Etrian Odyssey Untold: The Millennium Girl is an upcoming Nintendo 3DS roleplaying game that serves both as a remake of the first Etrian Odyssey and also as something of a sequel to that title. The series began its life on the Nintendo DS, and as long-time fans will gather from this trailer, the increased power and storage capacity of the 3DS allows Atlus to deliver a new version of that first game which massively outstrips its predecessor. Not only will the new title offer a more comprehensive story, fleshed out by nicely animated cutscenes, but it also increases the overall scope of what players will see and do.
If it seems overly strange that I'm so surprised by all of this, you probably haven't played any of the Etrian Odyssey titles to date.
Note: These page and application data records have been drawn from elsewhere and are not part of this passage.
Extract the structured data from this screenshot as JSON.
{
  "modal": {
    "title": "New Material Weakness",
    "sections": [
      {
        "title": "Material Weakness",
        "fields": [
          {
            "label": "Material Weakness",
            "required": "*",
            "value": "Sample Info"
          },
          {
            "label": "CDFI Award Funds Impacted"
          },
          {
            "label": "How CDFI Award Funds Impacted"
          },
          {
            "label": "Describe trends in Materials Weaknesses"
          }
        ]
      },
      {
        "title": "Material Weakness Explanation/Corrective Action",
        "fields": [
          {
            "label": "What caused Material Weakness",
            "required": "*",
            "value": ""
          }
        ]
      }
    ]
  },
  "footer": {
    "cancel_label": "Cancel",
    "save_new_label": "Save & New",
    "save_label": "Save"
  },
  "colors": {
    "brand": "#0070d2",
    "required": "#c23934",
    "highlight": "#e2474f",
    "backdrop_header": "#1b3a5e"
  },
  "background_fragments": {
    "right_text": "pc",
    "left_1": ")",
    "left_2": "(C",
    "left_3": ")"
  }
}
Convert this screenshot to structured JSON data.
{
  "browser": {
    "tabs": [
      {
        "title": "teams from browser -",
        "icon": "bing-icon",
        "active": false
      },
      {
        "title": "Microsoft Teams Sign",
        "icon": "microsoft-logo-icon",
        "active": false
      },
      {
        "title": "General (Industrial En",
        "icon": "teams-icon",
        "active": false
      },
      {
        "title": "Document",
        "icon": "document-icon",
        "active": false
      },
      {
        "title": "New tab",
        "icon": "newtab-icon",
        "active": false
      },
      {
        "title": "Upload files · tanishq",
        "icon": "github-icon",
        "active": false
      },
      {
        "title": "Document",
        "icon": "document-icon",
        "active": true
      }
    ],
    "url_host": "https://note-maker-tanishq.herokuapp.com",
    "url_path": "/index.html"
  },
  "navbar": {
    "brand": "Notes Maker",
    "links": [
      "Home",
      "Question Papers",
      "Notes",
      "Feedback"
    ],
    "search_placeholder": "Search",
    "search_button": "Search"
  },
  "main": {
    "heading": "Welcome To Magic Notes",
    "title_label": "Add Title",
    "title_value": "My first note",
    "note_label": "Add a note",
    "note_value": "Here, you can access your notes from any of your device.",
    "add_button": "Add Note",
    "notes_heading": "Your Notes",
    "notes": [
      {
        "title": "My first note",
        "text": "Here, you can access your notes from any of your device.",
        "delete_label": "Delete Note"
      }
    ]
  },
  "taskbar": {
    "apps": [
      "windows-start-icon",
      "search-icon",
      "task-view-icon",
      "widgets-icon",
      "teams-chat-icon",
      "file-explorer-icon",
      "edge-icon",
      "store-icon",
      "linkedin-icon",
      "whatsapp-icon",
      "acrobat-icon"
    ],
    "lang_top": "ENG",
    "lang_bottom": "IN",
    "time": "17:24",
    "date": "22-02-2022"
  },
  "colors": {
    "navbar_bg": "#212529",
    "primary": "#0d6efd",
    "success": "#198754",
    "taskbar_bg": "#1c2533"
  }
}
While the roleplaying game genre traditionally relies very heavily on telling deep stories, the Etrian Odyssey franchise has always been more focused on the mechanics of dungeon crawling. Each entry in the series tells its own tale, and they're certainly not bad stories, but moreso than in most RPGs it's perfectly acceptable to gloss over the plot in favor of entertaining yourself by exploring the game's random dungeons, mapping out forgotten ruins or simply killing monsters until your character's important stats climb a few more notches.
Whether this increased focused on storytelling proves a boon for Etrian Odyssey Untold: The Millennium Girl remains to be seen, but as long as Atlus can continue to deliver the same level of massively deep exploration mechanics, long-time fans of the series should be happy. We've got our fingers crossed that all of the cutscenes and fantasy tropes featured in this trailer are merely icing on the delicious Etrian Odyssey-flavored cake we've come to expect from the publisher.
Etrian Odyssey Untold: The Millennium Girl is slated to hit retail shelves on October 1.